Problem to work on:
The records come next. Copy all of them exactly.

Data to process:
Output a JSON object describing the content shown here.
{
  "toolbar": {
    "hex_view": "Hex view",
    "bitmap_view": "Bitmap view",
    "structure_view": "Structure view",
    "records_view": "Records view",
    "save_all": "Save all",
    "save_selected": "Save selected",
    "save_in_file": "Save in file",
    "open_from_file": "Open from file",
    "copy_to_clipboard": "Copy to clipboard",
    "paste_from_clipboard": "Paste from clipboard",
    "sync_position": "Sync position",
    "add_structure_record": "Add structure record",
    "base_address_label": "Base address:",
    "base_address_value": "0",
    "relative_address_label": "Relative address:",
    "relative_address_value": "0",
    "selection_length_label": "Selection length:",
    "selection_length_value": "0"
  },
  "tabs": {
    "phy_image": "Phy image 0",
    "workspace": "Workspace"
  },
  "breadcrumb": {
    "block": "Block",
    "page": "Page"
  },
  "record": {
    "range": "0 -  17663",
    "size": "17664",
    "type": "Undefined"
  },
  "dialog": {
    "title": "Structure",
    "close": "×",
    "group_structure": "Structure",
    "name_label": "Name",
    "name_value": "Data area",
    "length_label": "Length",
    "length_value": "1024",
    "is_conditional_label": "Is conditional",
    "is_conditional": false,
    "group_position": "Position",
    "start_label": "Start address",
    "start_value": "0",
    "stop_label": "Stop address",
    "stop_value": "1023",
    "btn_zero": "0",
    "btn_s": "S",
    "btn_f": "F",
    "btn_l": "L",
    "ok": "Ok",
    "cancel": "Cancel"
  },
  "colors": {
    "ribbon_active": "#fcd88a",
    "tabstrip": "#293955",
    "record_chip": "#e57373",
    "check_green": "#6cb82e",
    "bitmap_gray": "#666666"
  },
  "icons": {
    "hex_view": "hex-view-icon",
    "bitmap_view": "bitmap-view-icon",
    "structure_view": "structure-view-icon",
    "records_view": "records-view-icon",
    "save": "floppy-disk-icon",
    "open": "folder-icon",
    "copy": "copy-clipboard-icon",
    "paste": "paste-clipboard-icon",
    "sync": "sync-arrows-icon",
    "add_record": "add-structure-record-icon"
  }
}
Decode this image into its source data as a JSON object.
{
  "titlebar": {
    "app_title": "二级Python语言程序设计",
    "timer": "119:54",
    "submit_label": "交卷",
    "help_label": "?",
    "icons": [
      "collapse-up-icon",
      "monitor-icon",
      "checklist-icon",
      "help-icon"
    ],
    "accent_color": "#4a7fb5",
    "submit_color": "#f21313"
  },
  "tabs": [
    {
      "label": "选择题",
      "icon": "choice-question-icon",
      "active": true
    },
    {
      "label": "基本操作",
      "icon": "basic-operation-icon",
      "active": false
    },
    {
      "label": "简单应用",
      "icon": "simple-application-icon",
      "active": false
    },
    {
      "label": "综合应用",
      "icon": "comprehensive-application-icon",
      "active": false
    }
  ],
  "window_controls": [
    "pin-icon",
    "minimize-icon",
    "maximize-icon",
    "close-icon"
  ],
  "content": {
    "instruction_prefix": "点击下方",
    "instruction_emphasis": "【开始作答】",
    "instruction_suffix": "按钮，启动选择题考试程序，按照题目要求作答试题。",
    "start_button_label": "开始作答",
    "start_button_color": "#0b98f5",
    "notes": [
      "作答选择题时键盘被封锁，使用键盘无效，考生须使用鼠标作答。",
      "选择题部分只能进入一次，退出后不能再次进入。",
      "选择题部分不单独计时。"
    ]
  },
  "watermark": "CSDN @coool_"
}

Response for this exercise:
Output a JSON object describing the content shown here.
{
  "toolbar": {
    "hex_view": "Hex view",
    "bitmap_view": "Bitmap view",
    "structure_view": "Structure view",
    "records_view": "Records view",
    "save_all": "Save all",
    "save_selected": "Save selected",
    "save_in_file": "Save in file",
    "open_from_file": "Open from file",
    "copy_to_clipboard": "Copy to clipboard",
    "paste_from_clipboard": "Paste from clipboard",
    "sync_position": "Sync position",
    "add_structure_record": "Add structure record",
    "base_address_label": "Base address:",
    "base_address_value": "0",
    "relative_address_label": "Relative address:",
    "relative_address_value": "0",
    "selection_length_label": "Selection length:",
    "selection_length_value": "0"
  },
  "tabs": {
    "phy_image": "Phy image 0",
    "workspace": "Workspace"
  },
  "breadcrumb": {
    "block": "Block",
    "page": "Page"
  },
  "record": {
    "range": "0 -  17663",
    "size": "17664",
    "type": "Undefined"
  },
  "dialog": {
    "title": "Structure",
    "close": "×",
    "group_structure": "Structure",
    "name_label": "Name",
    "name_value": "Data area",
    "length_label": "Length",
    "length_value": "1024",
    "is_conditional_label": "Is conditional",
    "is_conditional": false,
    "group_position": "Position",
    "start_label": "Start address",
    "start_value": "0",
    "stop_label": "Stop address",
    "stop_value": "1023",
    "btn_zero": "0",
    "btn_s": "S",
    "btn_f": "F",
    "btn_l": "L",
    "ok": "Ok",
    "cancel": "Cancel"
  },
  "colors": {
    "ribbon_active": "#fcd88a",
    "tabstrip": "#293955",
    "record_chip": "#e57373",
    "check_green": "#6cb82e",
    "bitmap_gray": "#666666"
  },
  "icons": {
    "hex_view": "hex-view-icon",
    "bitmap_view": "bitmap-view-icon",
    "structure_view": "structure-view-icon",
    "records_view": "records-view-icon",
    "save": "floppy-disk-icon",
    "open": "folder-icon",
    "copy": "copy-clipboard-icon",
    "paste": "paste-clipboard-icon",
    "sync": "sync-arrows-icon",
    "add_record": "add-structure-record-icon"
  }
}
Decode this image into its source data as a JSON object.
{
  "titlebar": {
    "app_title": "二级Python语言程序设计",
    "timer": "119:54",
    "submit_label": "交卷",
    "help_label": "?",
    "icons": [
      "collapse-up-icon",
      "monitor-icon",
      "checklist-icon",
      "help-icon"
    ],
    "accent_color": "#4a7fb5",
    "submit_color": "#f21313"
  },
  "tabs": [
    {
      "label": "选择题",
      "icon": "choice-question-icon",
      "active": true
    },
    {
      "label": "基本操作",
      "icon": "basic-operation-icon",
      "active": false
    },
    {
      "label": "简单应用",
      "icon": "simple-application-icon",
      "active": false
    },
    {
      "label": "综合应用",
      "icon": "comprehensive-application-icon",
      "active": false
    }
  ],
  "window_controls": [
    "pin-icon",
    "minimize-icon",
    "maximize-icon",
    "close-icon"
  ],
  "content": {
    "instruction_prefix": "点击下方",
    "instruction_emphasis": "【开始作答】",
    "instruction_suffix": "按钮，启动选择题考试程序，按照题目要求作答试题。",
    "start_button_label": "开始作答",
    "start_button_color": "#0b98f5",
    "notes": [
      "作答选择题时键盘被封锁，使用键盘无效，考生须使用鼠标作答。",
      "选择题部分只能进入一次，退出后不能再次进入。",
      "选择题部分不单独计时。"
    ]
  },
  "watermark": "CSDN @coool_"
}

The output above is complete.